→ **Provided records**:

........

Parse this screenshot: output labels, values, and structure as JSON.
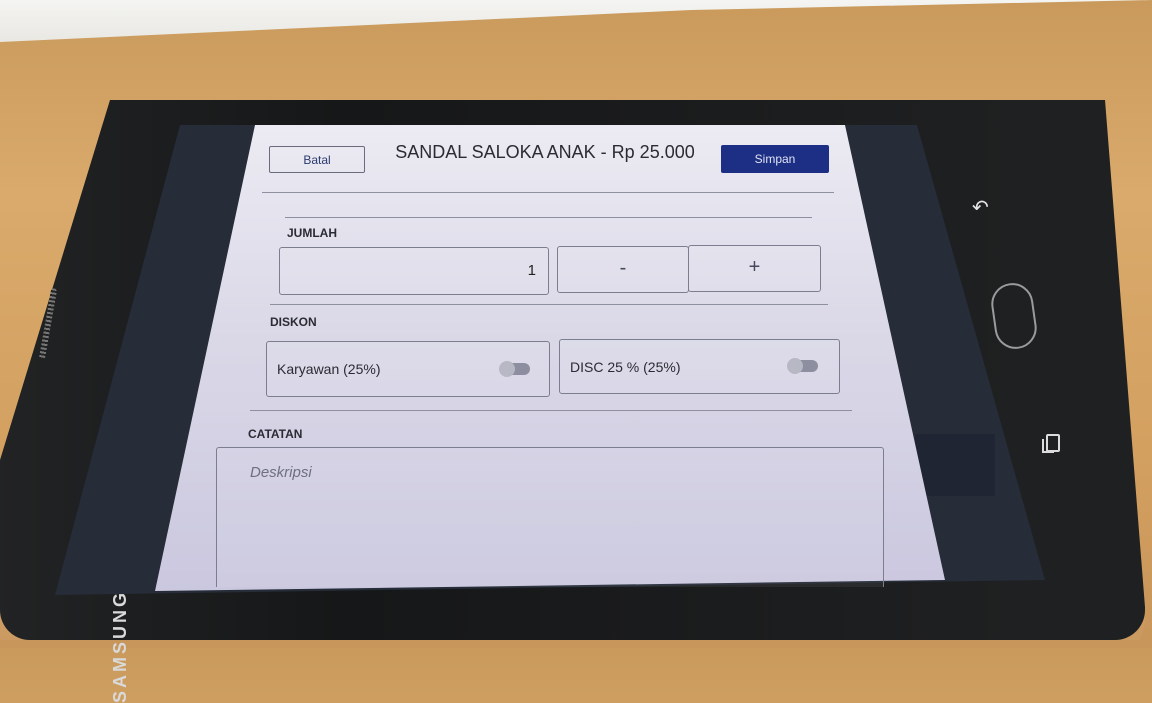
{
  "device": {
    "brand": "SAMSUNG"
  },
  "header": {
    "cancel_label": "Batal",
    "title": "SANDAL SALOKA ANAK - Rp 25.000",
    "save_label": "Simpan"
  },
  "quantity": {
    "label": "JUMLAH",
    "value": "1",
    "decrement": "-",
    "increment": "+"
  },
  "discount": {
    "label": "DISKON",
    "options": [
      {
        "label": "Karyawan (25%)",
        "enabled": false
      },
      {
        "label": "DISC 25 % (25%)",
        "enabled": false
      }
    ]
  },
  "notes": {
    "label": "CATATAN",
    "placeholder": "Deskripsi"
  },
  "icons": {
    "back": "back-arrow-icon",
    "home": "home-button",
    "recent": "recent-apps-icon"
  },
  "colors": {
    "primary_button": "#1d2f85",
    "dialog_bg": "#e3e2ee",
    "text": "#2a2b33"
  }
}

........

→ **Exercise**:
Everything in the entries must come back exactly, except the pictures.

→ **Solution for this problem**:
Parse this screenshot: output labels, values, and structure as JSON.
{
  "device": {
    "brand": "SAMSUNG"
  },
  "header": {
    "cancel_label": "Batal",
    "title": "SANDAL SALOKA ANAK - Rp 25.000",
    "save_label": "Simpan"
  },
  "quantity": {
    "label": "JUMLAH",
    "value": "1",
    "decrement": "-",
    "increment": "+"
  },
  "discount": {
    "label": "DISKON",
    "options": [
      {
        "label": "Karyawan (25%)",
        "enabled": false
      },
      {
        "label": "DISC 25 % (25%)",
        "enabled": false
      }
    ]
  },
  "notes": {
    "label": "CATATAN",
    "placeholder": "Deskripsi"
  },
  "icons": {
    "back": "back-arrow-icon",
    "home": "home-button",
    "recent": "recent-apps-icon"
  },
  "colors": {
    "primary_button": "#1d2f85",
    "dialog_bg": "#e3e2ee",
    "text": "#2a2b33"
  }
}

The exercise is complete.